Work to complete
Give back, character for character, the line that includes "Convert this screenshot" and all lines beneath it in the data.

Entries shown
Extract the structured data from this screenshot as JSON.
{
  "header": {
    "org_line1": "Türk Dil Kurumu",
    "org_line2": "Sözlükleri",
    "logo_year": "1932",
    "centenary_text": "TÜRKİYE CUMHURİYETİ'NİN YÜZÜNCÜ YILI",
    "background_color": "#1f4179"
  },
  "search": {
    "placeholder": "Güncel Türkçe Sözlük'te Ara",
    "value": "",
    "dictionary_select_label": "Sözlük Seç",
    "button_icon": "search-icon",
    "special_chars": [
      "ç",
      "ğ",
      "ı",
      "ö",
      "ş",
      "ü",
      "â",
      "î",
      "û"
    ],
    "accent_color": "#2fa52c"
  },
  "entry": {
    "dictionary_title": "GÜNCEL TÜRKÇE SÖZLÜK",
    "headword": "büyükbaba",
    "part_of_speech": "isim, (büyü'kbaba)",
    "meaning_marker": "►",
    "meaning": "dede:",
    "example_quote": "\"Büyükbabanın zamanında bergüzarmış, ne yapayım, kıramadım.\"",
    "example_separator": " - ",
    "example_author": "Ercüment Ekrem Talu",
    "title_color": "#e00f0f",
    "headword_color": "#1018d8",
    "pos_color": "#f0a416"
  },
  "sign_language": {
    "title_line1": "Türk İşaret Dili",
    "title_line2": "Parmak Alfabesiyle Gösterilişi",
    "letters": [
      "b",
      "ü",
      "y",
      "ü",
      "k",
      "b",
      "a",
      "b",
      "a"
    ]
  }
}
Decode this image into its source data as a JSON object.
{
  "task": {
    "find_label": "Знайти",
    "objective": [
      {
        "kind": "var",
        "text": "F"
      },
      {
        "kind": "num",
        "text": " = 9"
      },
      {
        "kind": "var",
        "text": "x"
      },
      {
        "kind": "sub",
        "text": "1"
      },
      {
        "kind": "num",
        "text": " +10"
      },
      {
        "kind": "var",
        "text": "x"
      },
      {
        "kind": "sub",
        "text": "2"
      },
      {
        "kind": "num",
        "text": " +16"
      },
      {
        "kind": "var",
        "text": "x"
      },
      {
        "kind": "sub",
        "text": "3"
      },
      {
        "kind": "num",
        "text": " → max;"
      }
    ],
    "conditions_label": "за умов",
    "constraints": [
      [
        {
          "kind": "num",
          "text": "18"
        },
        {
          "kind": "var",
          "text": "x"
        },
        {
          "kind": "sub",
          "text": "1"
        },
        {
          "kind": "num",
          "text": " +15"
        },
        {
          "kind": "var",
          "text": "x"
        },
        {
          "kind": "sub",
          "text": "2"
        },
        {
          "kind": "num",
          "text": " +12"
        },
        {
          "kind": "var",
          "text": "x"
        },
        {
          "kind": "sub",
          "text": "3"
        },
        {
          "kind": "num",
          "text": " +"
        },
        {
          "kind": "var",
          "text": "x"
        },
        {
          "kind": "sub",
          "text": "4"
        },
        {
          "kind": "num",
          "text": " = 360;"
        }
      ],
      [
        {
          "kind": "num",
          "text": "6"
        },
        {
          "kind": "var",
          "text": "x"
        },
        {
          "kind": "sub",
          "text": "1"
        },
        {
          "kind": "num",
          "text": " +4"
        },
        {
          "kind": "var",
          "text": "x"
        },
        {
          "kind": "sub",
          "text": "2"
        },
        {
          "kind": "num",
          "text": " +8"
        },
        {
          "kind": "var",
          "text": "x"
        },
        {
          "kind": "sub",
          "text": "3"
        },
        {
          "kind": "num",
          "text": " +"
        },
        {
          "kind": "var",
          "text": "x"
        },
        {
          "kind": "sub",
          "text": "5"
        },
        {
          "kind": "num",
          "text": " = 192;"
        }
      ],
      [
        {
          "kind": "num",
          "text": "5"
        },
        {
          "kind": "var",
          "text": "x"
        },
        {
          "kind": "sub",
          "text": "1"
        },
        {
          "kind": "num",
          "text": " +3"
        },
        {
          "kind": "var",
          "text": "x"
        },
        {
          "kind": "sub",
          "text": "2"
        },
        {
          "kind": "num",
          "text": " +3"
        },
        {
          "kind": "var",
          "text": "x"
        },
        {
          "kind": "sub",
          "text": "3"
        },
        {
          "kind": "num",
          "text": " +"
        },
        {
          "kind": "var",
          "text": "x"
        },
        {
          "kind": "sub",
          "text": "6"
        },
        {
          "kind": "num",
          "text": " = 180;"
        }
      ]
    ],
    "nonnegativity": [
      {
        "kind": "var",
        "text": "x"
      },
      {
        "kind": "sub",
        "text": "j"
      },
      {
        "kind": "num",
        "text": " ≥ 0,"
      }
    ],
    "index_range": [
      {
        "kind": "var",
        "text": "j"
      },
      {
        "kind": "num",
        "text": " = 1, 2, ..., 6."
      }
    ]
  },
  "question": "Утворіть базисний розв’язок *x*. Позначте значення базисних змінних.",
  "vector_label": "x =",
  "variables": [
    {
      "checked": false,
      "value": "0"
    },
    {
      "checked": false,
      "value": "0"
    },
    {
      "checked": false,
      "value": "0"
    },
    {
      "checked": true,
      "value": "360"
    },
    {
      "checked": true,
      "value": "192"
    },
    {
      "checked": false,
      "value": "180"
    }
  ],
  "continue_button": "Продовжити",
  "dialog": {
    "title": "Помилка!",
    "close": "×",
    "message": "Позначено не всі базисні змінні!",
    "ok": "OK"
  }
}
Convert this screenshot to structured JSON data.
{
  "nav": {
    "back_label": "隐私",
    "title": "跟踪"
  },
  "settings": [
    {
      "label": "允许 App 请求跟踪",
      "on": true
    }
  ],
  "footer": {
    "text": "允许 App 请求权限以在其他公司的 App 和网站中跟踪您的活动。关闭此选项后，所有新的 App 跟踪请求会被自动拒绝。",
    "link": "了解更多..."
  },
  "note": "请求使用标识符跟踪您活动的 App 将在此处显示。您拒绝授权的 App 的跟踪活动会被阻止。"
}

Final answer
Convert this screenshot to structured JSON data.
{
  "nav": {
    "back_label": "隐私",
    "title": "跟踪"
  },
  "settings": [
    {
      "label": "允许 App 请求跟踪",
      "on": true
    }
  ],
  "footer": {
    "text": "允许 App 请求权限以在其他公司的 App 和网站中跟踪您的活动。关闭此选项后，所有新的 App 跟踪请求会被自动拒绝。",
    "link": "了解更多..."
  },
  "note": "请求使用标识符跟踪您活动的 App 将在此处显示。您拒绝授权的 App 的跟踪活动会被阻止。"
}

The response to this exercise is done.